WHO's International Agency for Research on Cancer (IARC), looked at the evidence about whether processed meat and red meat cause cancer.
IARC evaluated all the evidence available and decided to classify consumption of processed meat as "carcinogenic to humans" and consumption of red meat as "probably carcinogenic to humans."
IARC didn't do its own field research. It went through more than 800 epidemiological studies on cancer and red and processed meat and weighed those findings together, IARC spokeswoman Véronique Terrasse says.
Although the findings of the study are not absolute, IARC is determined that there is more than enough evidence to conclude eating processed meat can cause cancer.
The IARC article, which appears in The Lancet Oncology, isn't clear on what's included in processed meats but in other documentation IARC lists hot dogs, ham, sausages, corned beef and beef jerky, but excludes processed poultry. IARC said that further research is still needed but it is better for people to limit their consumption.

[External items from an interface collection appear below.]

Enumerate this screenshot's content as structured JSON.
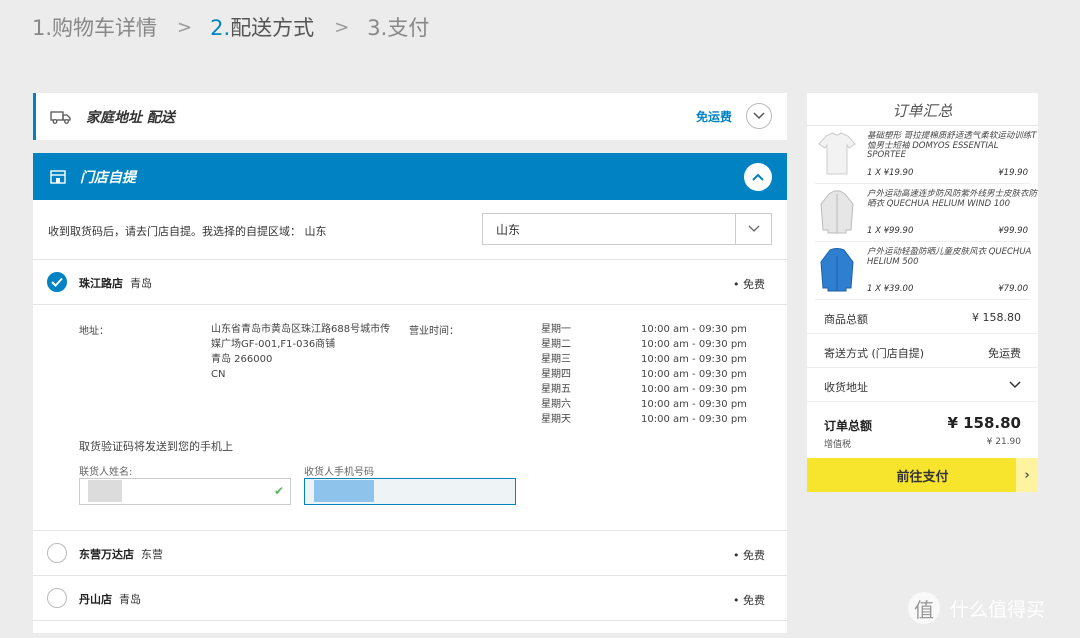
{
  "steps": [
    {
      "num": "1.",
      "label": "购物车详情"
    },
    {
      "num": "2.",
      "label": "配送方式"
    },
    {
      "num": "3.",
      "label": "支付"
    }
  ],
  "step_separator": ">",
  "home_delivery": {
    "title": "家庭地址 配送",
    "badge": "免运费",
    "icon": "truck-icon"
  },
  "store_pickup": {
    "title": "门店自提",
    "icon": "store-icon",
    "region_label": "收到取货码后，请去门店自提。我选择的自提区域： 山东",
    "region_value": "山东",
    "stores": [
      {
        "name": "珠江路店",
        "city": "青岛",
        "fee": "• 免费",
        "selected": true
      },
      {
        "name": "东营万达店",
        "city": "东营",
        "fee": "• 免费",
        "selected": false
      },
      {
        "name": "丹山店",
        "city": "青岛",
        "fee": "• 免费",
        "selected": false
      }
    ],
    "detail": {
      "address_label": "地址：",
      "address_lines": [
        "山东省青岛市黄岛区珠江路688号城市传",
        "媒广场GF-001,F1-036商铺",
        "青岛 266000",
        "CN"
      ],
      "hours_label": "营业时间：",
      "days": [
        "星期一",
        "星期二",
        "星期三",
        "星期四",
        "星期五",
        "星期六",
        "星期天"
      ],
      "times": [
        "10:00 am - 09:30 pm",
        "10:00 am - 09:30 pm",
        "10:00 am - 09:30 pm",
        "10:00 am - 09:30 pm",
        "10:00 am - 09:30 pm",
        "10:00 am - 09:30 pm",
        "10:00 am - 09:30 pm"
      ],
      "sms_note": "取货验证码将发送到您的手机上",
      "name_label": "联货人姓名:",
      "phone_label": "收货人手机号码"
    }
  },
  "summary": {
    "title": "订单汇总",
    "items": [
      {
        "desc": "基础塑形 哥拉提棉质舒适透气柔软运动训练T恤男士短袖 DOMYOS ESSENTIAL SPORTEE",
        "qty": "1 X ¥19.90",
        "price": "¥19.90",
        "color": "#f2f2f2"
      },
      {
        "desc": "户外运动高速连步防风防紫外线男士皮肤衣防晒衣 QUECHUA HELIUM WIND 100",
        "qty": "1 X ¥99.90",
        "price": "¥99.90",
        "color": "#e6e6e6"
      },
      {
        "desc": "户外运动轻盈防晒儿童皮肤风衣 QUECHUA HELIUM 500",
        "qty": "1 X ¥39.00",
        "price": "¥79.00",
        "color": "#2f7fd1"
      }
    ],
    "subtotal_label": "商品总额",
    "subtotal_value": "¥ 158.80",
    "shipping_label": "寄送方式 (门店自提)",
    "shipping_value": "免运费",
    "address_label": "收货地址",
    "total_label": "订单总额",
    "total_value": "¥ 158.80",
    "tax_label": "增值税",
    "tax_value": "¥ 21.90",
    "pay_label": "前往支付"
  },
  "watermark": "什么值得买",
  "colors": {
    "accent": "#0082c3",
    "pay_button": "#f7e42d",
    "background": "#ececec"
  }
}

For red meat and processed meat, Terrasse says, "The classification gives you an idea about the strength of evidence that it causes cancer but it doesn't give you any clue about how much you need to be exposed to have cancer, it's not a classification about the risk."
Kurt Straif, who heads the IARC unit responsible for the report, said that the IARC Working Group views that meta-analysis as "the best estimate of risk."
An IARC press release incorrectly attributes the risk estimate. It says it was the IARC experts who "concluded that each 50 gram portion of processed meat eaten daily increases the risk of colorectal cancer by 18%."
Researchers frequently associate eating red and processed meat with bowel cancer, but there has also been significant research linking processed meat to stomach cancer and red meat to pancreatic or prostate cancer, as well as limited research linking both meats to several other cancers.